Last Saturday, after two intense weeks of negotiations, the United Nations adopted the Paris Agreement—a document meant to commit all the world’s nations to taking action against climate change. Yet the accord is striking for how much it doesn't do. It doesn't set binding targets for countries to reduce their emissions, nor does it commit developed countries to provide the money vulnerable communities sorely need. It does reflect, for the first time, a goal of limiting global warming to below 1.5°C, but does not specify how this will be achieved. I’m not surprised. After spending months studying the climate negotiations process, I expected the outcome of a system built on global consensus to lean towards preserving the status quo. And it has.
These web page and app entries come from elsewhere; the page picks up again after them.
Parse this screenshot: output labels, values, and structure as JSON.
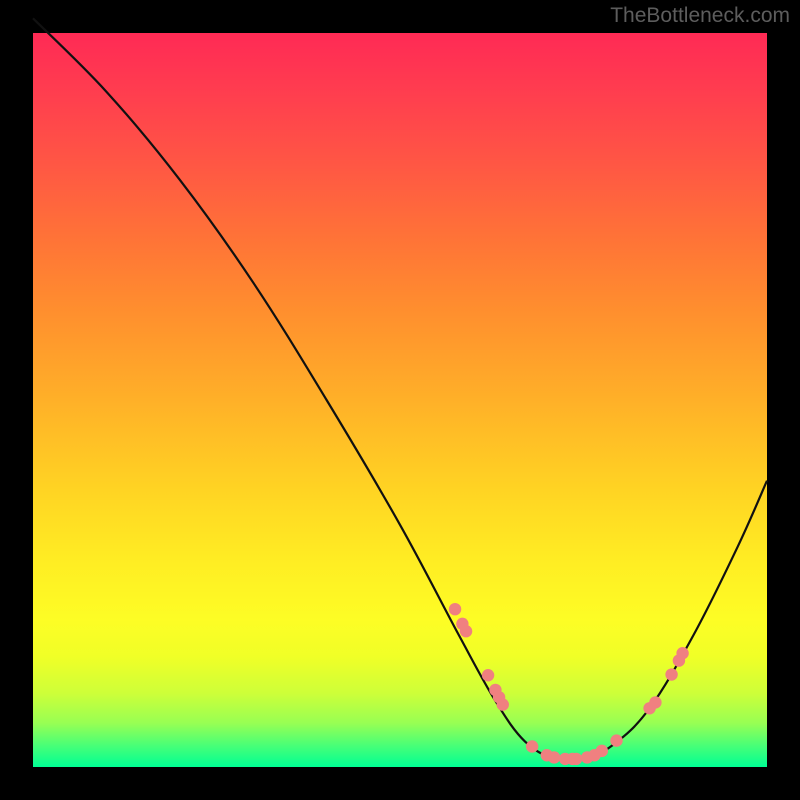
{
  "watermark": "TheBottleneck.com",
  "chart_data": {
    "type": "line",
    "title": "",
    "xlabel": "",
    "ylabel": "",
    "xlim": [
      0,
      100
    ],
    "ylim": [
      0,
      100
    ],
    "curve": [
      {
        "x": 0,
        "y": 102
      },
      {
        "x": 10,
        "y": 92
      },
      {
        "x": 20,
        "y": 80
      },
      {
        "x": 30,
        "y": 66
      },
      {
        "x": 40,
        "y": 50
      },
      {
        "x": 50,
        "y": 33
      },
      {
        "x": 58,
        "y": 18
      },
      {
        "x": 63,
        "y": 9
      },
      {
        "x": 67,
        "y": 3.5
      },
      {
        "x": 71,
        "y": 1.2
      },
      {
        "x": 75,
        "y": 1.2
      },
      {
        "x": 79,
        "y": 3.0
      },
      {
        "x": 84,
        "y": 8
      },
      {
        "x": 90,
        "y": 18
      },
      {
        "x": 96,
        "y": 30
      },
      {
        "x": 100,
        "y": 39
      }
    ],
    "markers": [
      {
        "x": 57.5,
        "y": 21.5
      },
      {
        "x": 58.5,
        "y": 19.5
      },
      {
        "x": 59.0,
        "y": 18.5
      },
      {
        "x": 62.0,
        "y": 12.5
      },
      {
        "x": 63.0,
        "y": 10.5
      },
      {
        "x": 63.5,
        "y": 9.5
      },
      {
        "x": 64.0,
        "y": 8.5
      },
      {
        "x": 68.0,
        "y": 2.8
      },
      {
        "x": 70.0,
        "y": 1.6
      },
      {
        "x": 71.0,
        "y": 1.3
      },
      {
        "x": 72.5,
        "y": 1.1
      },
      {
        "x": 73.5,
        "y": 1.1
      },
      {
        "x": 74.0,
        "y": 1.1
      },
      {
        "x": 75.5,
        "y": 1.3
      },
      {
        "x": 76.5,
        "y": 1.6
      },
      {
        "x": 77.5,
        "y": 2.2
      },
      {
        "x": 79.5,
        "y": 3.6
      },
      {
        "x": 84.0,
        "y": 8.0
      },
      {
        "x": 84.8,
        "y": 8.8
      },
      {
        "x": 87.0,
        "y": 12.6
      },
      {
        "x": 88.0,
        "y": 14.5
      },
      {
        "x": 88.5,
        "y": 15.5
      }
    ],
    "marker_color": "#f08080",
    "curve_color": "#111111"
  }
}
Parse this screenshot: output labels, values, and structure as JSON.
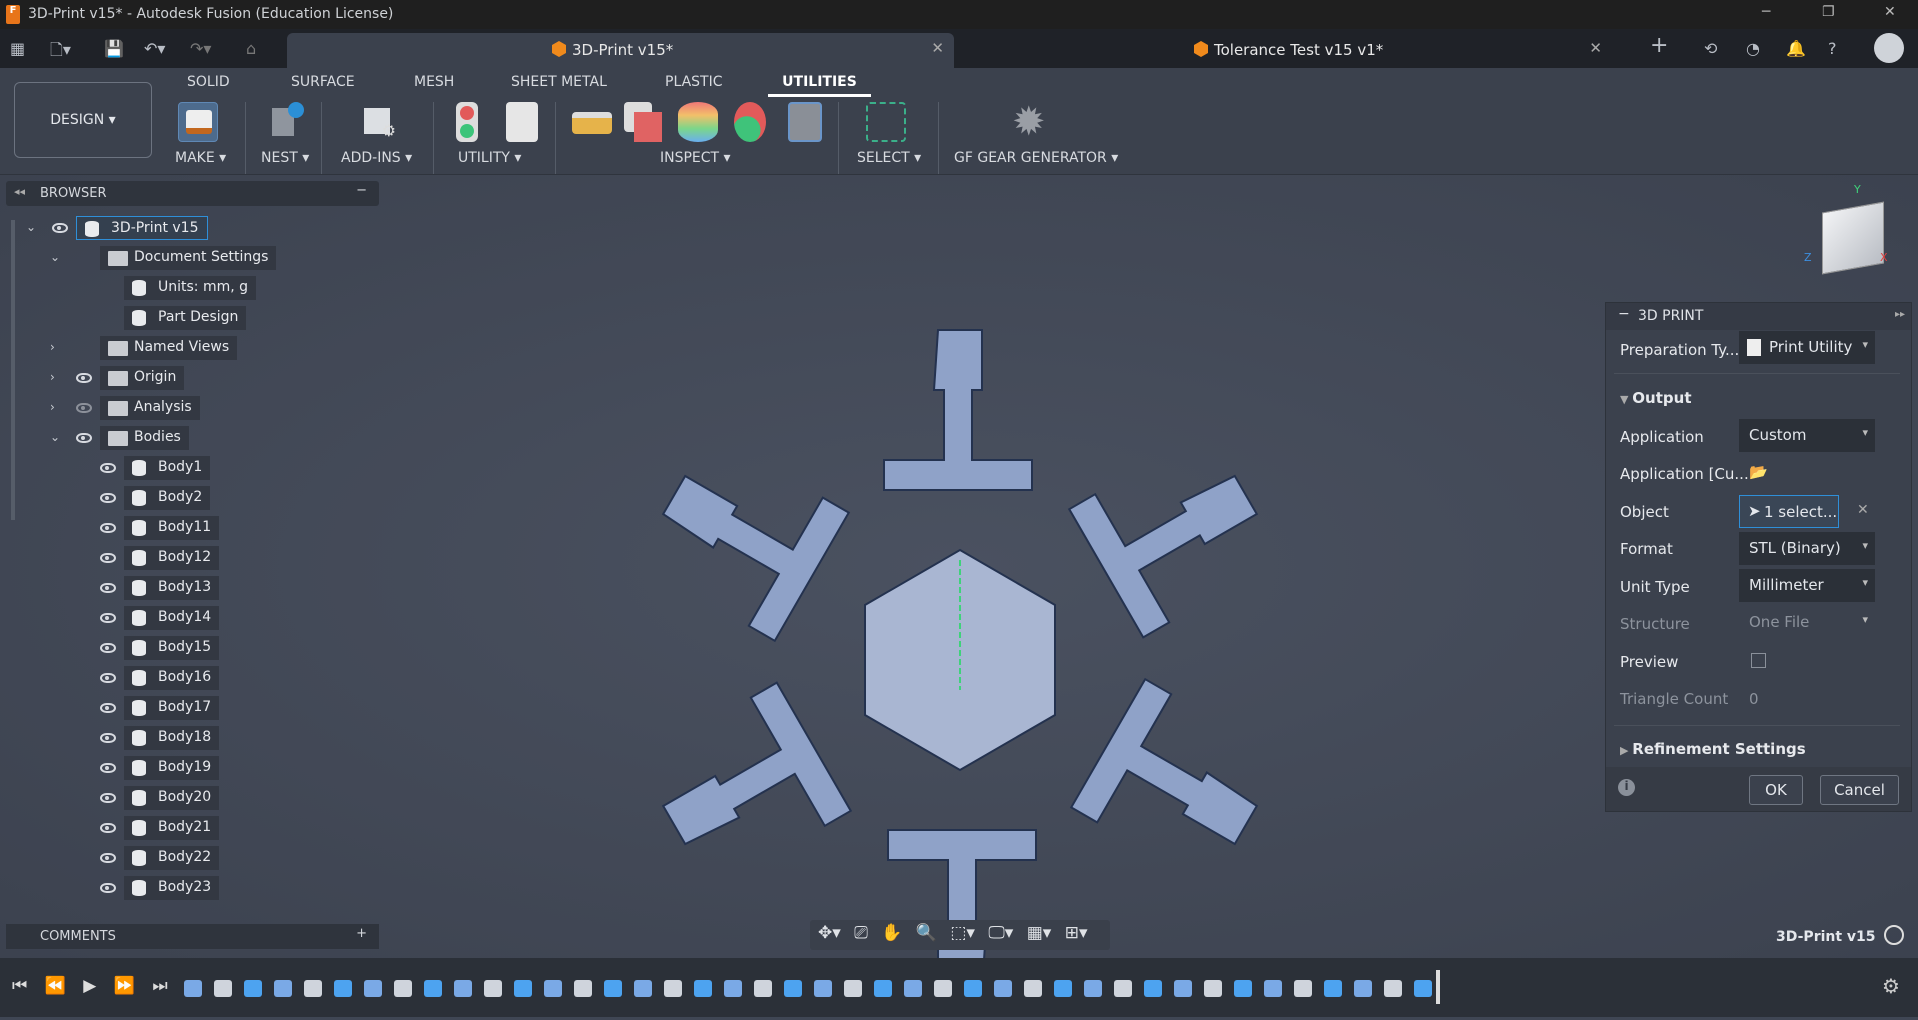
{
  "window": {
    "title": "3D-Print v15* - Autodesk Fusion (Education License)",
    "logo": "F"
  },
  "tabs": [
    {
      "label": "3D-Print v15*",
      "active": true
    },
    {
      "label": "Tolerance Test v15 v1*",
      "active": false
    }
  ],
  "ribbon": {
    "workspace": "DESIGN",
    "tabs": [
      "SOLID",
      "SURFACE",
      "MESH",
      "SHEET METAL",
      "PLASTIC",
      "UTILITIES"
    ],
    "active_tab": "UTILITIES",
    "groups": [
      "MAKE",
      "NEST",
      "ADD-INS",
      "UTILITY",
      "INSPECT",
      "SELECT",
      "GF GEAR GENERATOR"
    ]
  },
  "browser": {
    "title": "BROWSER",
    "root": "3D-Print v15",
    "items": [
      "Document Settings",
      "Units: mm, g",
      "Part Design",
      "Named Views",
      "Origin",
      "Analysis",
      "Bodies"
    ],
    "bodies": [
      "Body1",
      "Body2",
      "Body11",
      "Body12",
      "Body13",
      "Body14",
      "Body15",
      "Body16",
      "Body17",
      "Body18",
      "Body19",
      "Body20",
      "Body21",
      "Body22",
      "Body23"
    ]
  },
  "comments": {
    "title": "COMMENTS"
  },
  "panel": {
    "title": "3D PRINT",
    "prep_label": "Preparation Ty...",
    "prep_value": "Print Utility",
    "output": "Output",
    "application_label": "Application",
    "application_value": "Custom",
    "app_path_label": "Application [Cu...",
    "object_label": "Object",
    "object_value": "1 select...",
    "format_label": "Format",
    "format_value": "STL (Binary)",
    "unit_label": "Unit Type",
    "unit_value": "Millimeter",
    "structure_label": "Structure",
    "structure_value": "One File",
    "preview_label": "Preview",
    "preview_checked": false,
    "triangle_label": "Triangle Count",
    "triangle_value": "0",
    "refinement": "Refinement Settings",
    "ok": "OK",
    "cancel": "Cancel"
  },
  "viewport": {
    "doc_name": "3D-Print v15"
  },
  "colors": {
    "accent": "#0696d7",
    "body": "#8b9ec4",
    "orange": "#f08a1c"
  }
}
UN Secretary-General Ban-Ki Moon called it a “monumental triumph.” President Obama said, “I believe this moment can be a turning point for the world.” Indeed, the world will surely remember December 12 as a historic day: the day humanity decided to save itself.
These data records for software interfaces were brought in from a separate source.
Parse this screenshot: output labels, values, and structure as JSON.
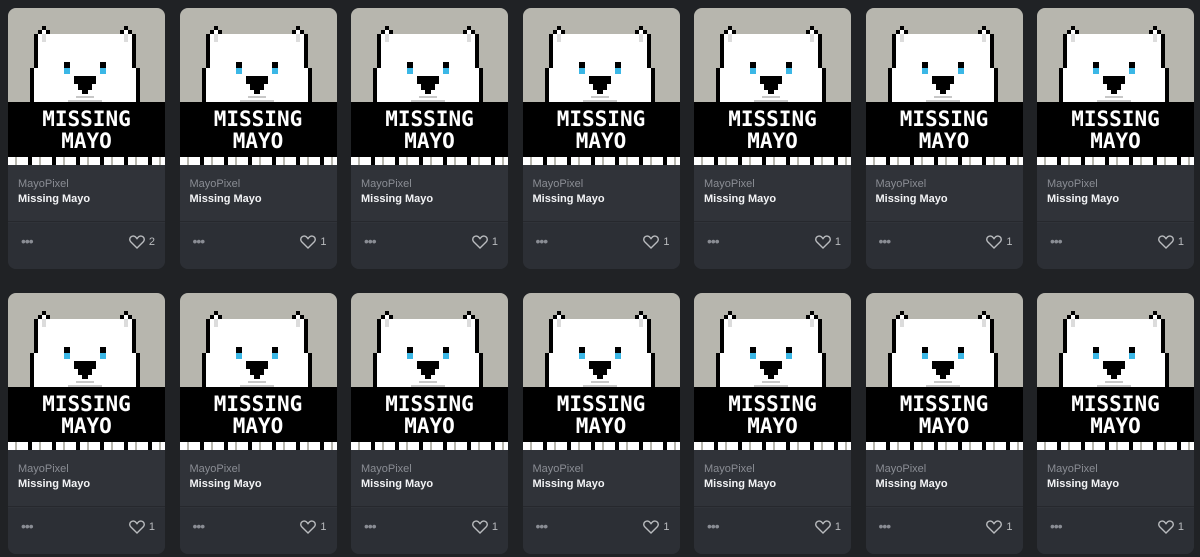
{
  "cards": [
    {
      "collection": "MayoPixel",
      "title": "Missing Mayo",
      "likes": "2",
      "art_line1": "MISSING",
      "art_line2": "MAYO"
    },
    {
      "collection": "MayoPixel",
      "title": "Missing Mayo",
      "likes": "1",
      "art_line1": "MISSING",
      "art_line2": "MAYO"
    },
    {
      "collection": "MayoPixel",
      "title": "Missing Mayo",
      "likes": "1",
      "art_line1": "MISSING",
      "art_line2": "MAYO"
    },
    {
      "collection": "MayoPixel",
      "title": "Missing Mayo",
      "likes": "1",
      "art_line1": "MISSING",
      "art_line2": "MAYO"
    },
    {
      "collection": "MayoPixel",
      "title": "Missing Mayo",
      "likes": "1",
      "art_line1": "MISSING",
      "art_line2": "MAYO"
    },
    {
      "collection": "MayoPixel",
      "title": "Missing Mayo",
      "likes": "1",
      "art_line1": "MISSING",
      "art_line2": "MAYO"
    },
    {
      "collection": "MayoPixel",
      "title": "Missing Mayo",
      "likes": "1",
      "art_line1": "MISSING",
      "art_line2": "MAYO"
    },
    {
      "collection": "MayoPixel",
      "title": "Missing Mayo",
      "likes": "1",
      "art_line1": "MISSING",
      "art_line2": "MAYO"
    },
    {
      "collection": "MayoPixel",
      "title": "Missing Mayo",
      "likes": "1",
      "art_line1": "MISSING",
      "art_line2": "MAYO"
    },
    {
      "collection": "MayoPixel",
      "title": "Missing Mayo",
      "likes": "1",
      "art_line1": "MISSING",
      "art_line2": "MAYO"
    },
    {
      "collection": "MayoPixel",
      "title": "Missing Mayo",
      "likes": "1",
      "art_line1": "MISSING",
      "art_line2": "MAYO"
    },
    {
      "collection": "MayoPixel",
      "title": "Missing Mayo",
      "likes": "1",
      "art_line1": "MISSING",
      "art_line2": "MAYO"
    },
    {
      "collection": "MayoPixel",
      "title": "Missing Mayo",
      "likes": "1",
      "art_line1": "MISSING",
      "art_line2": "MAYO"
    },
    {
      "collection": "MayoPixel",
      "title": "Missing Mayo",
      "likes": "1",
      "art_line1": "MISSING",
      "art_line2": "MAYO"
    }
  ],
  "icons": {
    "more": "more-options-icon",
    "like": "heart-icon"
  },
  "colors": {
    "page_background": "#202225",
    "card_background": "#303339",
    "art_background": "#b7b6ae"
  }
}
But in my eyes, history is made not in the signing of a single document. It's made in the determined labor of millions of people working towards a brighter future.
It's made on the sacred land of indigenous peoples, where people are fighting to protect their homes and cultures from petroleum companies seeking to profit from their destruction.
It's made in the hard work of journalists like Chai Jing, whose documentary about China’s air pollution crisis shocked a country into action, and the LA Times team that exposed ExxonMobil’s terrible history of funding climate denial.
History is found in the labs of the climate scientists whose research uncovered the crisis that threatens human society as we know it, and in the ingenuity of policymakers and innovators figuring out how to solve it.
So while the world hailed the agreement—some in celebration, others in disappointment—I took the night off, because for now, my work lies elsewhere. It lies in helping to strengthen the global grassroots to reclaim our planet and our economy from the powerful corporations and politicians that control it. It lies in working together with my classmates and colleagues to figure out how we’re going to fulfill a just transition to a democratic, sustainable, and just world.
COP 21 is finally over. But my work—our work—is far from done.